Your answer must be every line of the data below that holds the string "JSON", copied exactly.

◆ ◆ ◆ ◆ ◆

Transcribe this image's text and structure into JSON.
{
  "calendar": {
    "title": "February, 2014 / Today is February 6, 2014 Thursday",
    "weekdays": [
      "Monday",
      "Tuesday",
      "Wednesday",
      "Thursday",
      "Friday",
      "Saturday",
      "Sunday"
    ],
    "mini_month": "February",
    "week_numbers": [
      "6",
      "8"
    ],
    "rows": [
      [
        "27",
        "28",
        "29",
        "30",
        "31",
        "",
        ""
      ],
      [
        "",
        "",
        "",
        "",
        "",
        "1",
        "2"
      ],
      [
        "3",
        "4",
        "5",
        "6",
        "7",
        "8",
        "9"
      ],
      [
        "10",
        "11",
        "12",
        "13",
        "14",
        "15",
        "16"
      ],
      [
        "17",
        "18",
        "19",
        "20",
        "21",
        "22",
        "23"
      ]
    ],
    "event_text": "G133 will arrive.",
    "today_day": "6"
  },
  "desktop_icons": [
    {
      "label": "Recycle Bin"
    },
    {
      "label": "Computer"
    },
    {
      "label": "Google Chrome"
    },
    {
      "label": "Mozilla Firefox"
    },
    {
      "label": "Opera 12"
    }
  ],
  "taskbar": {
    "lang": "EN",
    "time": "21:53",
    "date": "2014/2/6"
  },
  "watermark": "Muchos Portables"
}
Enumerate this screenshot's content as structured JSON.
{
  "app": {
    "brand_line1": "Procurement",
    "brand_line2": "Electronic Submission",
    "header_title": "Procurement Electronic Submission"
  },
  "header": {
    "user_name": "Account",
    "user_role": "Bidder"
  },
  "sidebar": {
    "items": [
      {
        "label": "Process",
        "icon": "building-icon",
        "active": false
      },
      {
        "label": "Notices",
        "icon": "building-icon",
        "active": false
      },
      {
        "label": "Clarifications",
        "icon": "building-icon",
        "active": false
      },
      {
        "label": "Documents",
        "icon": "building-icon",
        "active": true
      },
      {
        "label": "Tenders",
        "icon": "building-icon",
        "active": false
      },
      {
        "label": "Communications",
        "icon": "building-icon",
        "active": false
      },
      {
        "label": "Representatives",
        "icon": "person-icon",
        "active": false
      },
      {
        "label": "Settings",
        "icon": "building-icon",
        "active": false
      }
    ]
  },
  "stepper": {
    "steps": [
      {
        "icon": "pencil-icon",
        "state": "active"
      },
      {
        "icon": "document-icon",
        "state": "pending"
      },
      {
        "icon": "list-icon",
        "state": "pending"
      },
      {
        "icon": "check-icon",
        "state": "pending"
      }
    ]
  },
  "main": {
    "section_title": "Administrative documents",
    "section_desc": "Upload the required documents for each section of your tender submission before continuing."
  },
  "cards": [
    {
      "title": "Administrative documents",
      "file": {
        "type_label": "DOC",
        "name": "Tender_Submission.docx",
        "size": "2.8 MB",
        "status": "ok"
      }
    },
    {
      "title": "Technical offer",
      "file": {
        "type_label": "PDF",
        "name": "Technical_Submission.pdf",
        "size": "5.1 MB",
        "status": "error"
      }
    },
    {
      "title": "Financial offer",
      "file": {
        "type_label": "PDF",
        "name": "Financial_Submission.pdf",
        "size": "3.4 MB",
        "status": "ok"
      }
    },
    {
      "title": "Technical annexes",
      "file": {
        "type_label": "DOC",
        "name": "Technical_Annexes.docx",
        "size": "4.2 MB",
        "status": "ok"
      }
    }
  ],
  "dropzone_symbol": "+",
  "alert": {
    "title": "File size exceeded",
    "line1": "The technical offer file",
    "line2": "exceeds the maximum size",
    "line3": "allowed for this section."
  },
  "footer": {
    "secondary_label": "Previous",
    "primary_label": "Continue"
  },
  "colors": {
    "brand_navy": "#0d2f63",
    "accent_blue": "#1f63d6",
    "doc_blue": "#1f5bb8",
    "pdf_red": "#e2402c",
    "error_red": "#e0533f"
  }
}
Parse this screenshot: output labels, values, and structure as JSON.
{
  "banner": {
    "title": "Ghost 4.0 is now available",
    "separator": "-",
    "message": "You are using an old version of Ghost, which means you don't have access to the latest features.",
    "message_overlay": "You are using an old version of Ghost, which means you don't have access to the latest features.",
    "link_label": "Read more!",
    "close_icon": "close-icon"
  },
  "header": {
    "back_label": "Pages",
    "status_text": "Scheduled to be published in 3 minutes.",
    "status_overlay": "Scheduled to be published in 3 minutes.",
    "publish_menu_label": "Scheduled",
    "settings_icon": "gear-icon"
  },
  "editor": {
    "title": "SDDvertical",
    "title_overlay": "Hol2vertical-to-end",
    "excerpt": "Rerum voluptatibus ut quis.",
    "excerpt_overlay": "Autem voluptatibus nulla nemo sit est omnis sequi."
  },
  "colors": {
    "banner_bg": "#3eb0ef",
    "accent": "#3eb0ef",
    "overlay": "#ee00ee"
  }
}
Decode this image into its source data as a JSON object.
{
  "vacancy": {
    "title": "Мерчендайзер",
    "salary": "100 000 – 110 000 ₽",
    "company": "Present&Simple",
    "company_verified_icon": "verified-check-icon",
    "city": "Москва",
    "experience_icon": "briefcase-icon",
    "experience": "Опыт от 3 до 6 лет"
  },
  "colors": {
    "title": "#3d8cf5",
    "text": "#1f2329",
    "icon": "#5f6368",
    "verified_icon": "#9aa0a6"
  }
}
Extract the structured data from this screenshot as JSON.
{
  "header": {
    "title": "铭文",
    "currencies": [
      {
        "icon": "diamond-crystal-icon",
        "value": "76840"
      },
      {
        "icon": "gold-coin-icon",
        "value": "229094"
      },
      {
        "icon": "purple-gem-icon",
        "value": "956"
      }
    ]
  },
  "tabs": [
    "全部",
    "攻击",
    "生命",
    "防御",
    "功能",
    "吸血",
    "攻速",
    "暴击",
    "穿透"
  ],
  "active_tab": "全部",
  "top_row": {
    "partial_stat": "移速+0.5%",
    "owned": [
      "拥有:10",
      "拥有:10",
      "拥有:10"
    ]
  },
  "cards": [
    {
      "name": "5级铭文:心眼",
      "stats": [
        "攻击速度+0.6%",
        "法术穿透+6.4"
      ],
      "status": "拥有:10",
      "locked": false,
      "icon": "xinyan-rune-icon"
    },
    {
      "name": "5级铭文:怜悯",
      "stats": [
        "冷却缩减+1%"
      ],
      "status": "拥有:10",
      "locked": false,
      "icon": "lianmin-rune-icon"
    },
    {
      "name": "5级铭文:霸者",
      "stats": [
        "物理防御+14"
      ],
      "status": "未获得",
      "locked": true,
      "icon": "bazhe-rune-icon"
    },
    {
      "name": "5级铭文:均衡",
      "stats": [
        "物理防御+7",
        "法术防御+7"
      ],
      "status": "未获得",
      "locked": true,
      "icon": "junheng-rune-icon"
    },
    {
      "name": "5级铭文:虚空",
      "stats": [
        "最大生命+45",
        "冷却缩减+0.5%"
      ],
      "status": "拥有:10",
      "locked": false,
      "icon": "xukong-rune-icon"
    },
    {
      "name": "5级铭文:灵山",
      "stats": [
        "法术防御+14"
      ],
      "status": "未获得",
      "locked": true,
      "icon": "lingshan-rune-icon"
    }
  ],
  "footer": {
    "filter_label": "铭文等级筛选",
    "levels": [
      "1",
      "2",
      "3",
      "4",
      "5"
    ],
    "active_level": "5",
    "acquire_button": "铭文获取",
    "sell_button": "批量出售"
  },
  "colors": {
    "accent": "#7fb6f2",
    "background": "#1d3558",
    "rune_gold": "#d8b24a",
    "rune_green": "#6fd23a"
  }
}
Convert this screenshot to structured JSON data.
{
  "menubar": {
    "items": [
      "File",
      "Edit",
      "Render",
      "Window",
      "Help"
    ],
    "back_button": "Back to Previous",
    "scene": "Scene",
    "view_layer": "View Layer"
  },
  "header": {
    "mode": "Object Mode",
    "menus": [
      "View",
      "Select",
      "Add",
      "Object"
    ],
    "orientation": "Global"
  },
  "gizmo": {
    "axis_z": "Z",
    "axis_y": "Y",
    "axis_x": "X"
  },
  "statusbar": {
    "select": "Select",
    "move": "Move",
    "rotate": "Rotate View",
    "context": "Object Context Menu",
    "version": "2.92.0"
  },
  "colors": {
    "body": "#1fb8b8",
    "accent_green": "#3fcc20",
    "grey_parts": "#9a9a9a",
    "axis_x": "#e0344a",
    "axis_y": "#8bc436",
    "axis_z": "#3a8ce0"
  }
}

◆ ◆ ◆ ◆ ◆

- **Exercise output**:
Transcribe this image's text and structure into JSON.
Enumerate this screenshot's content as structured JSON.
Parse this screenshot: output labels, values, and structure as JSON.
Decode this image into its source data as a JSON object.
Extract the structured data from this screenshot as JSON.
Convert this screenshot to structured JSON data.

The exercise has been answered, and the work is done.